▶ **Required action**:
Could the whole of the data below be written out verbatim?

▶ **Supplied records**:

- - - -

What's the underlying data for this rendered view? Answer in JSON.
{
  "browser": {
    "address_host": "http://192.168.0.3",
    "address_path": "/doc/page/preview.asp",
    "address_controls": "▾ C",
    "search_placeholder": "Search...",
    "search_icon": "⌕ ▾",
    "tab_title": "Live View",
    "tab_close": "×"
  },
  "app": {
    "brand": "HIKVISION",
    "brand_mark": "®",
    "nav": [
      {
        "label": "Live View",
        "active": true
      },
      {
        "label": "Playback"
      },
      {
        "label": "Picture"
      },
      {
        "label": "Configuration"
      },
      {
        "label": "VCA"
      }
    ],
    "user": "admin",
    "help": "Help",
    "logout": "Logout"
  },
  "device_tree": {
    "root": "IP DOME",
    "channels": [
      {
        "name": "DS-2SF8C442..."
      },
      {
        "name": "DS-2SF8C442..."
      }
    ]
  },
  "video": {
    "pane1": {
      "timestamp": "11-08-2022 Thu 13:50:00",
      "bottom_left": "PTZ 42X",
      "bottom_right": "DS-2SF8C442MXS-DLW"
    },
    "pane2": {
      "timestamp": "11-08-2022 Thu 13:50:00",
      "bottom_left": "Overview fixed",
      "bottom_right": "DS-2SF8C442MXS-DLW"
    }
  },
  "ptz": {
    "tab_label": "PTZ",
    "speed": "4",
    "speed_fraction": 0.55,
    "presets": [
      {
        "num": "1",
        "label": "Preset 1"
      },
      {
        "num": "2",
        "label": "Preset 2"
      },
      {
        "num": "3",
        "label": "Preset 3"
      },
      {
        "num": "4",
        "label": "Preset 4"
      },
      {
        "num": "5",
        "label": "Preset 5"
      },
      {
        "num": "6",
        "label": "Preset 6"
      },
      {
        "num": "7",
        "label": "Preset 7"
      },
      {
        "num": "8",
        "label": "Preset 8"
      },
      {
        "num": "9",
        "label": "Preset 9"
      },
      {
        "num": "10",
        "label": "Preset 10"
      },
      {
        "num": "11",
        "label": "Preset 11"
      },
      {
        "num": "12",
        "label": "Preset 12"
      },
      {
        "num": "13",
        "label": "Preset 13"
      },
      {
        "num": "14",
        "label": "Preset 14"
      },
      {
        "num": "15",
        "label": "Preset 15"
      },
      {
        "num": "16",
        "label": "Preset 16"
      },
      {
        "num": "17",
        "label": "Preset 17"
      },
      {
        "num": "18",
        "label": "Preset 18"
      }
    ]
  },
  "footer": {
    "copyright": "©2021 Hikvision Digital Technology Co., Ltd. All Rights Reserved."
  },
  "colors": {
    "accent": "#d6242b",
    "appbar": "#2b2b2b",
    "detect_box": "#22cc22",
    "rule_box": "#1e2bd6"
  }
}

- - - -

▶ **Problem solution**:
What's the underlying data for this rendered view? Answer in JSON.
{
  "browser": {
    "address_host": "http://192.168.0.3",
    "address_path": "/doc/page/preview.asp",
    "address_controls": "▾ C",
    "search_placeholder": "Search...",
    "search_icon": "⌕ ▾",
    "tab_title": "Live View",
    "tab_close": "×"
  },
  "app": {
    "brand": "HIKVISION",
    "brand_mark": "®",
    "nav": [
      {
        "label": "Live View",
        "active": true
      },
      {
        "label": "Playback"
      },
      {
        "label": "Picture"
      },
      {
        "label": "Configuration"
      },
      {
        "label": "VCA"
      }
    ],
    "user": "admin",
    "help": "Help",
    "logout": "Logout"
  },
  "device_tree": {
    "root": "IP DOME",
    "channels": [
      {
        "name": "DS-2SF8C442..."
      },
      {
        "name": "DS-2SF8C442..."
      }
    ]
  },
  "video": {
    "pane1": {
      "timestamp": "11-08-2022 Thu 13:50:00",
      "bottom_left": "PTZ 42X",
      "bottom_right": "DS-2SF8C442MXS-DLW"
    },
    "pane2": {
      "timestamp": "11-08-2022 Thu 13:50:00",
      "bottom_left": "Overview fixed",
      "bottom_right": "DS-2SF8C442MXS-DLW"
    }
  },
  "ptz": {
    "tab_label": "PTZ",
    "speed": "4",
    "speed_fraction": 0.55,
    "presets": [
      {
        "num": "1",
        "label": "Preset 1"
      },
      {
        "num": "2",
        "label": "Preset 2"
      },
      {
        "num": "3",
        "label": "Preset 3"
      },
      {
        "num": "4",
        "label": "Preset 4"
      },
      {
        "num": "5",
        "label": "Preset 5"
      },
      {
        "num": "6",
        "label": "Preset 6"
      },
      {
        "num": "7",
        "label": "Preset 7"
      },
      {
        "num": "8",
        "label": "Preset 8"
      },
      {
        "num": "9",
        "label": "Preset 9"
      },
      {
        "num": "10",
        "label": "Preset 10"
      },
      {
        "num": "11",
        "label": "Preset 11"
      },
      {
        "num": "12",
        "label": "Preset 12"
      },
      {
        "num": "13",
        "label": "Preset 13"
      },
      {
        "num": "14",
        "label": "Preset 14"
      },
      {
        "num": "15",
        "label": "Preset 15"
      },
      {
        "num": "16",
        "label": "Preset 16"
      },
      {
        "num": "17",
        "label": "Preset 17"
      },
      {
        "num": "18",
        "label": "Preset 18"
      }
    ]
  },
  "footer": {
    "copyright": "©2021 Hikvision Digital Technology Co., Ltd. All Rights Reserved."
  },
  "colors": {
    "accent": "#d6242b",
    "appbar": "#2b2b2b",
    "detect_box": "#22cc22",
    "rule_box": "#1e2bd6"
  }
}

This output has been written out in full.